'Tis the season for gifting (and re-gifting) but what if your recipient secretly wishes you hadn’t taken the time? That’s the predicament of teachers around the holidays. How many bottles of scented hand cream does one really need?

As a parent, you want to choose a gift that reflects your gratitude to the people who spend their days nurturing and educating your child, but what should you get? How much should you spend? Don’t you wish you could just ask them? Luckily, we did it for you and here are the results of our informal poll of (anonymous) teachers.

A+ Present: “In my early teaching days, I received a gorgeous, and funny, set of note pads imprinted with ‘The Truth from Ruth.’ I’ve saved a few sheets to this day.”
–Ruth, Monroe

Thumbs up: Without a doubt, gift cards win unanimous approval. “Seriously, gift cards are the most cherished teacher gifts…they just are,” said a first-grade teacher. Restaurants, department stores, iTunes: They all issue them in various denominations and there’s often a section in your grocery store that stocks them so you don’t even have to go out of your way.

Thumbs down: “‘World’s Best Teacher’ mugs—I must have 25 of them!” groaned another first-grade teacher. “I drink from one, then I fill the rest with pens in my den, toothbrushes in my bathroom, plastic utensils in my kitchen, pencils in my classroom, and I still have some left over!” General consensus from teachers in all districts: No more mugs.

The impossible-to-re-gift tote bag, and more –>


Thumbs up: Gift certificates to day spas or for a manicure or pedicure. “I use them to pamper myself over winter break,” said a third-grade teacher.

A+ Present: “I received an enormous handmade card from about a dozen of my closest art students that contained a very thoughtful and personal message of gratitude and appreciation.
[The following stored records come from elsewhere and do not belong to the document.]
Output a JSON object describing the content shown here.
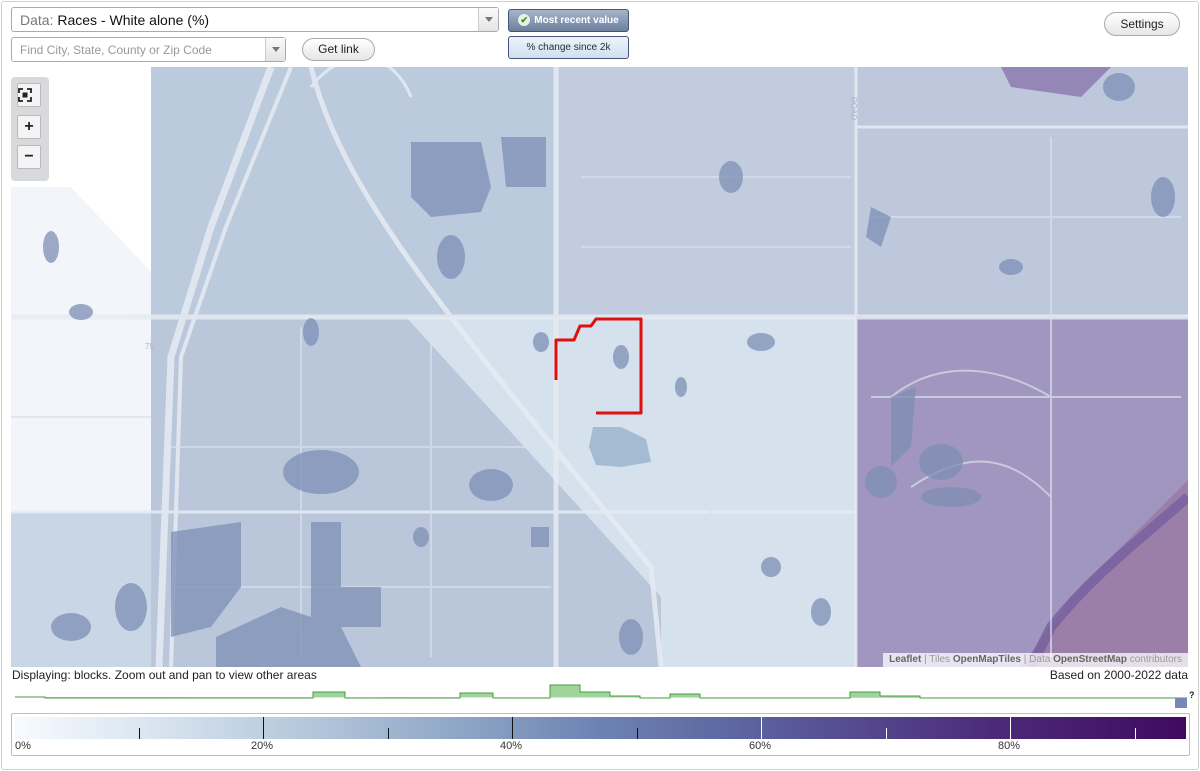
{
  "toolbar": {
    "data_prefix": "Data:",
    "data_value": "Races - White alone (%)",
    "search_placeholder": "Find City, State, County or Zip Code",
    "get_link_label": "Get link",
    "most_recent_label": "Most recent value",
    "pct_change_label": "% change since 2k",
    "settings_label": "Settings",
    "icons": {
      "dropdown": "chevron-down-icon",
      "check": "check-icon"
    }
  },
  "map": {
    "zoom_controls": {
      "fullscreen_icon": "fullscreen-icon",
      "zoom_in": "+",
      "zoom_out": "−"
    },
    "road_labels": {
      "road": "ROAD",
      "route": "75"
    },
    "attribution": {
      "leaflet": "Leaflet",
      "tiles_prefix": " | Tiles ",
      "tiles": "OpenMapTiles",
      "data_prefix": " | Data ",
      "data": "OpenStreetMap",
      "suffix": " contributors"
    },
    "colors": {
      "highlight_outline": "#e01010",
      "low": "#f7fbff",
      "mid": "#c8d3e3",
      "high": "#8f7eb0"
    }
  },
  "status": {
    "displaying": "Displaying: blocks. Zoom out and pan to view other areas",
    "based_on": "Based on 2000-2022 data",
    "histogram_marker": "?"
  },
  "legend": {
    "labels": [
      "0%",
      "20%",
      "40%",
      "60%",
      "80%"
    ],
    "range": [
      0,
      94
    ]
  }
}
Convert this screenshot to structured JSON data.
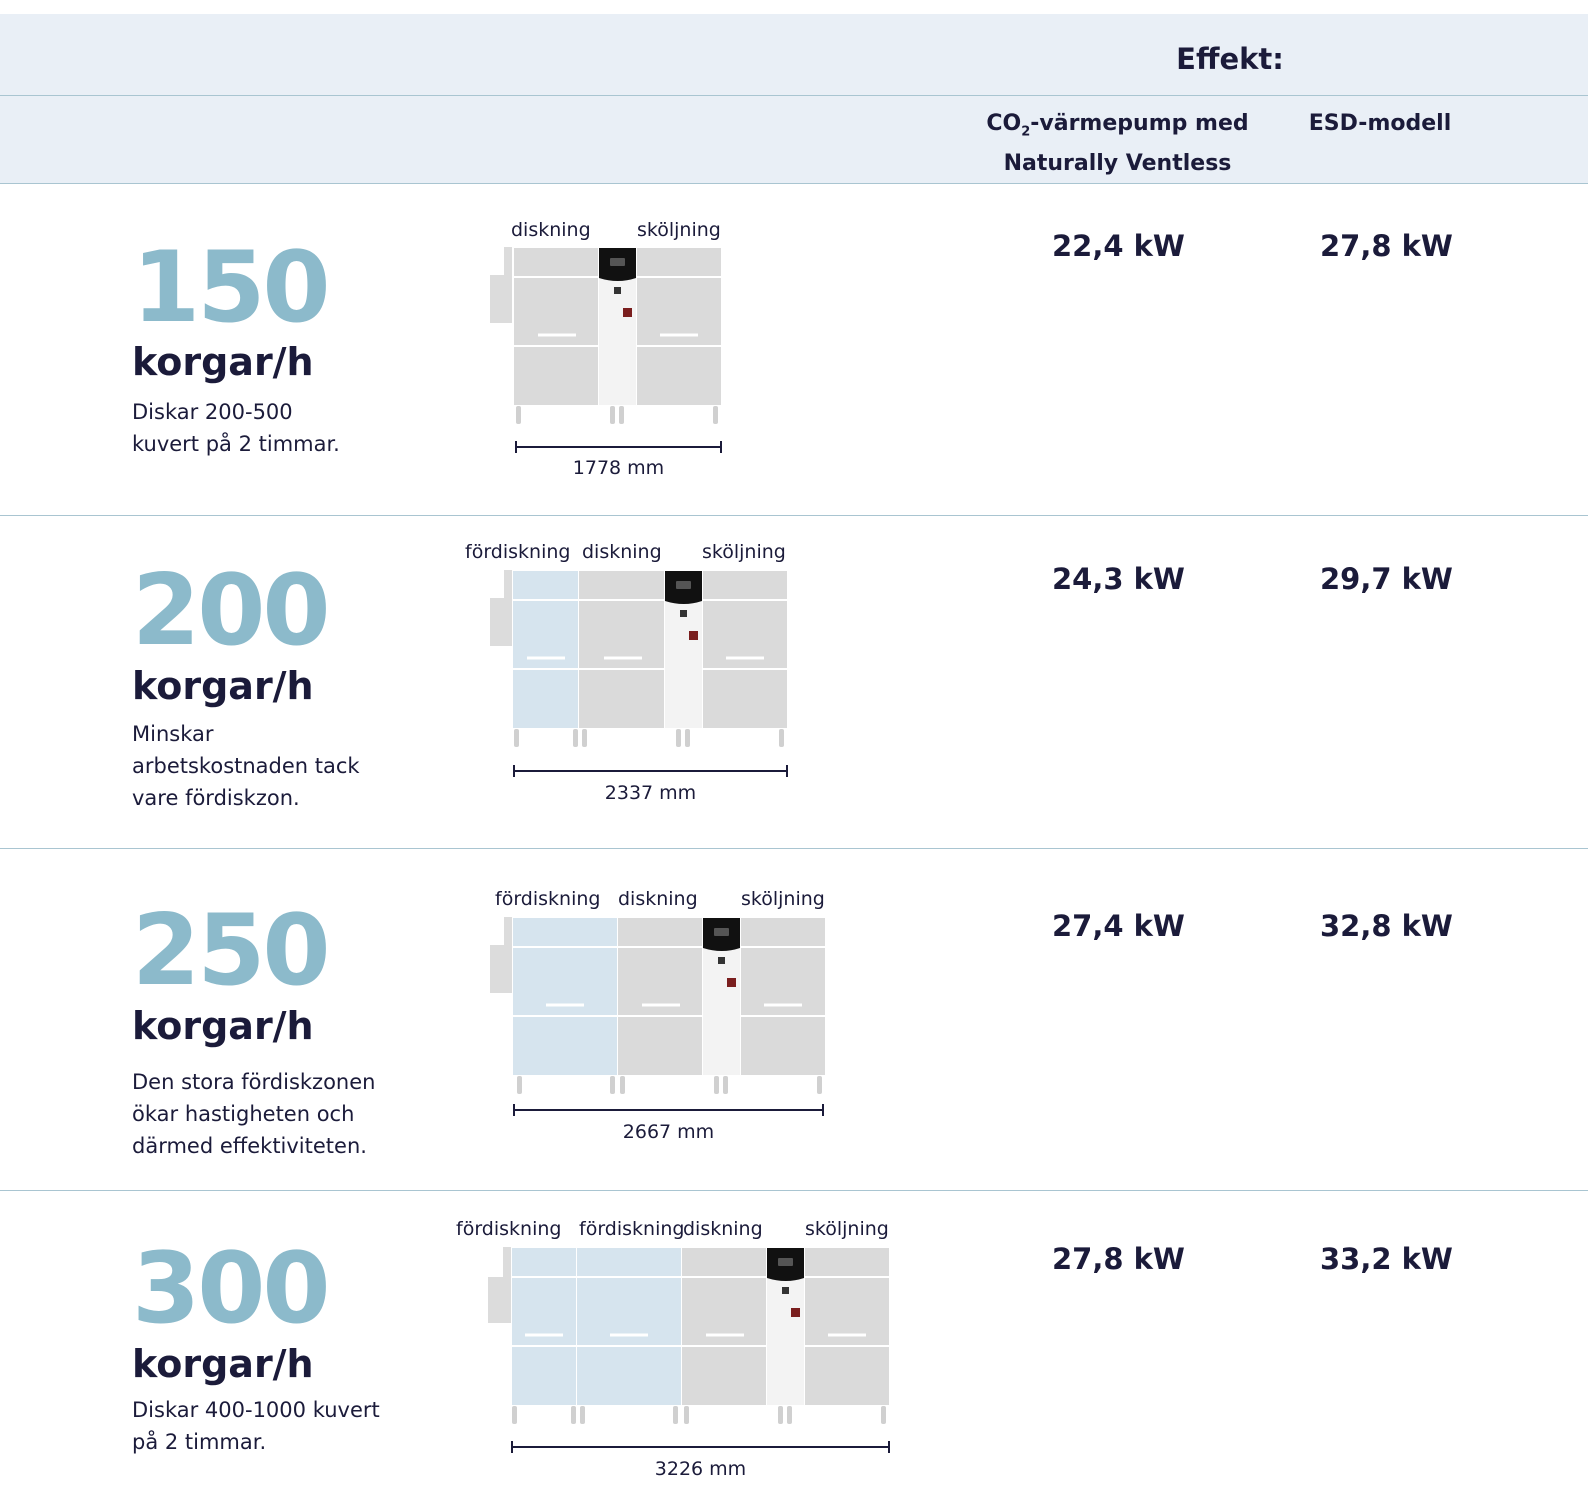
{
  "header": {
    "title": "Effekt:",
    "col_co2_prefix": "CO",
    "col_co2_sub": "2",
    "col_co2_rest": "-värmepump med",
    "col_co2_line2": "Naturally Ventless",
    "col_esd": "ESD-modell"
  },
  "colors": {
    "accent_number": "#8cbacb",
    "dark_text": "#1b1b3a",
    "header_bg": "#e9eff6",
    "prewash_zone": "#d6e4ee",
    "wash_zone": "#dadada",
    "control_panel": "#111111"
  },
  "rows": [
    {
      "number": "150",
      "unit": "korgar/h",
      "description": "Diskar 200-500\nkuvert på 2 timmar.",
      "zones": [
        "diskning",
        "sköljning"
      ],
      "length": "1778 mm",
      "co2_kw": "22,4 kW",
      "esd_kw": "27,8 kW"
    },
    {
      "number": "200",
      "unit": "korgar/h",
      "description": "Minskar\narbetskostnaden tack\nvare fördiskzon.",
      "zones": [
        "fördiskning",
        "diskning",
        "sköljning"
      ],
      "length": "2337 mm",
      "co2_kw": "24,3 kW",
      "esd_kw": "29,7 kW"
    },
    {
      "number": "250",
      "unit": "korgar/h",
      "description": "Den stora fördiskzonen\nökar hastigheten och\ndärmed effektiviteten.",
      "zones": [
        "fördiskning",
        "diskning",
        "sköljning"
      ],
      "length": "2667 mm",
      "co2_kw": "27,4 kW",
      "esd_kw": "32,8 kW"
    },
    {
      "number": "300",
      "unit": "korgar/h",
      "description": "Diskar 400-1000 kuvert\npå 2 timmar.",
      "zones": [
        "fördiskning",
        "fördiskning",
        "diskning",
        "sköljning"
      ],
      "length": "3226 mm",
      "co2_kw": "27,8 kW",
      "esd_kw": "33,2 kW"
    }
  ]
}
Its sense of ‘family’ is something that I will carry with me for the rest of my career.”
–Shawn, Woodcliff Lake

Thumbs down: Tote bags are also often emblazoned with that ubiquitous “World’s Best Teacher!” Stated one second-grade teacher, “Everyone I know has enough, so they’re next to impossible to re-gift.” Best conclusion to draw: Forget anything imprinted with those three words.

Thumbs up: Several teachers enjoy a nice bottle of wine, although a male teacher admitted to feeling a little uncomfortable when having been presented with alcohol by a fresh-faced fourth grader.

Thumbs down: “Never buy clothing, especially t-shirts with the child’s photograph screened onto the front. It’s just weird and will never be worn,” said a first-grade teacher. “Scarves, please, no more scarves!” pleaded a second-grade teacher. Ditto for ties.

Thumbs divided: Teachers didn’t agree on the subject of food gifts. A couple of male teachers owned up to really enjoying plates of cookies and other holiday treats. However, one female teacher voiced reservations about home-baked goods. “Did the kindergartner lick the spoon while she was helping mommy bake?” she wondered. Fruit, in place of calorie-laden fare, won a unanimous thumbs up: Think small gift basket or Fruit of the Month club.

Thumbs down: Perfumes, hand cream, bath salts, and after-shave lotions. “These items are just too personal and the scent is always one I would never choose for myself,” said a third-grade teacher.

Consider taking pen to paper –>


Thumbs up: A gift choice along those lines of a teacher’s hobbies is often met with enthusiasm. It might be a fun, little kitchen gadget for the gourmet cook or a destination book for a travel buff. Grill your kids a little if you need to find out more.

A+ Present: “I’d taken an interest in a child who was a bit of a challenge and his mom dropped off a vase at my home. It was just this little thing, but I was really touched. I still use it!” –Lisa, Sayreville

Thumbs down: Tiptoe around gift cards or certificates from hot-button corporations such as Starbucks or Walmart. Unless you actually see a teacher with a Starbucks cup in hand or toting a shopping bag from Walmart, don’t make assumptions that everyone’s a big fan (or even a coffee drinker).

Thumbs up: Many of the teachers polled said that often the most meaningful gift was a letter of thanks or recognition for a job well done. “It’s such a boost to receive validation,” said a first-grade teacher.

The bottom line is that teachers really don’t expect gifts, and are genuinely appreciative of them all. But if you are going to give, spend your money wisely. Get something you know they’ll be glad to receive. Go in with other families on gift cards or certificates; even small contributions can add up fast. Combine it with a thoughtful card or letter and you’ll be sure to please.

June Allan Corrigan is a writer and mother of two school-age children. She is no stranger to the perils of selecting the perfect teacher gift.